What to look for - small fluffy bird with a very long dark tail, pink tinged breast and black wings.
Usually seen in small noisy groups. Like the other tits they are insect eaters but will feed on nuts and seeds in hanging bird feeders.
RSPB - Long-tailed tit
What to look for - large grey pink breast, white patches on either side of neck - like thumb prints. White band on wings very visible in flight.
Feeds on seeds, berries, grain, nuts and green plants like brussel sprout leaves and broccoli.
RSPB - Woodpigeon
What to look for - black band (collar) on the back of the neck. Elegant pale pink grey pigeon. Eats seed, fruit and berries.
RSPB - Collared dove
Feral or City Pigeon
What to look for - feral pigeons come in a range of colours and markings. They are descendants of domestic pigeons that have returned to the wild. The rock dove is the ancestor of all domestic pigeons.
RSPB - Feral pigeon
What to look for - male birds have a greyish back and wings with a rusy brown barred chest and red orange eyes. The female has a brown back and wings and pale brown barred chest with yellow eyes. Both have bright yellow legs and a hooked bill. As with many birds of prey the female is larger than the male.
Eats other birds hence the name. The larger female sparrowhawk can catch birds up to pigeon size while the male usually eats smaller birds like tits and finches.
Gardens are good hunting places for sparrowhawks especially if there is a bird feeder or table attracting lots of small birds.
RSPB - Sparrowhawk
What to look for - well camouflaged brown, grey bird.
Eats seeds, worms, spiders and other invertebrates. Usually spotted on the ground quietly shuffling about under a bird feeder or near the bottom of a hedge.
RSPB - Dunnock
Waxwing - winter visitor
What to look for - pinky, brown body and crest on top of the head. Dark bib, bright yellow marking on wings and tip of tail.

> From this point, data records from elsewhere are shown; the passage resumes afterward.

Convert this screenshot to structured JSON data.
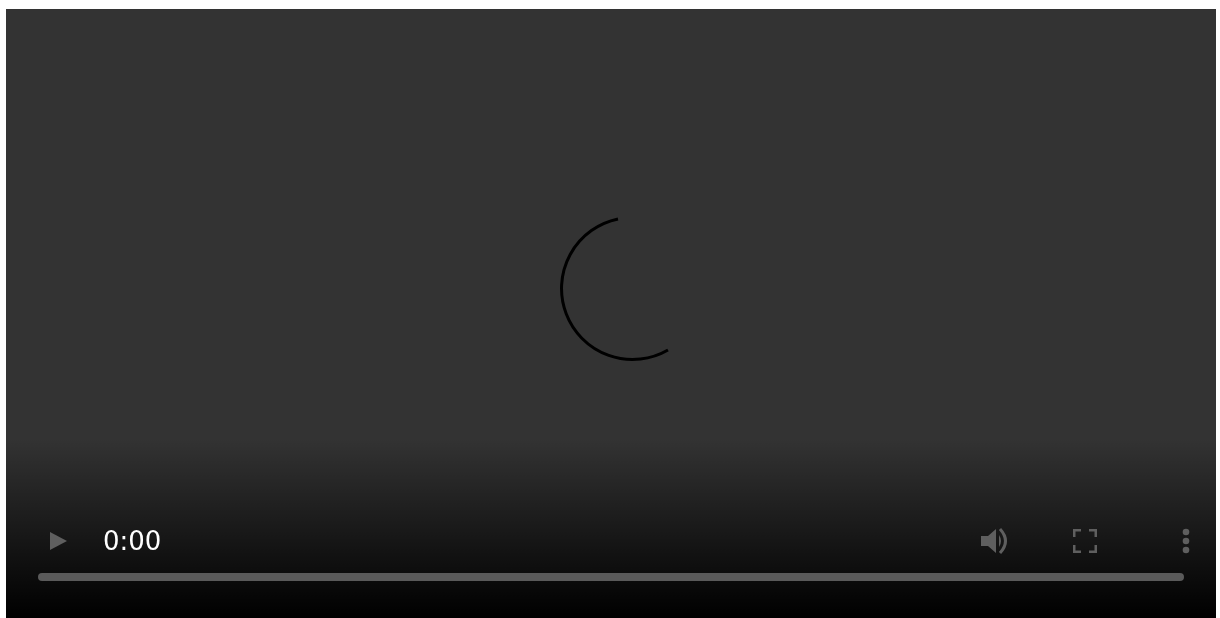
{
  "player": {
    "loading": true,
    "playing": false,
    "time": "0:00"
  }
}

Eats berries in winter. Waxwings are occasional winter visitors. They are usually seen feeding on rowan, hawthorn or cotoneaster berries - they can eat twice their body weight in a day - a small flock will quickly strip a tree of berries before moving on.
RSPB - Waxwing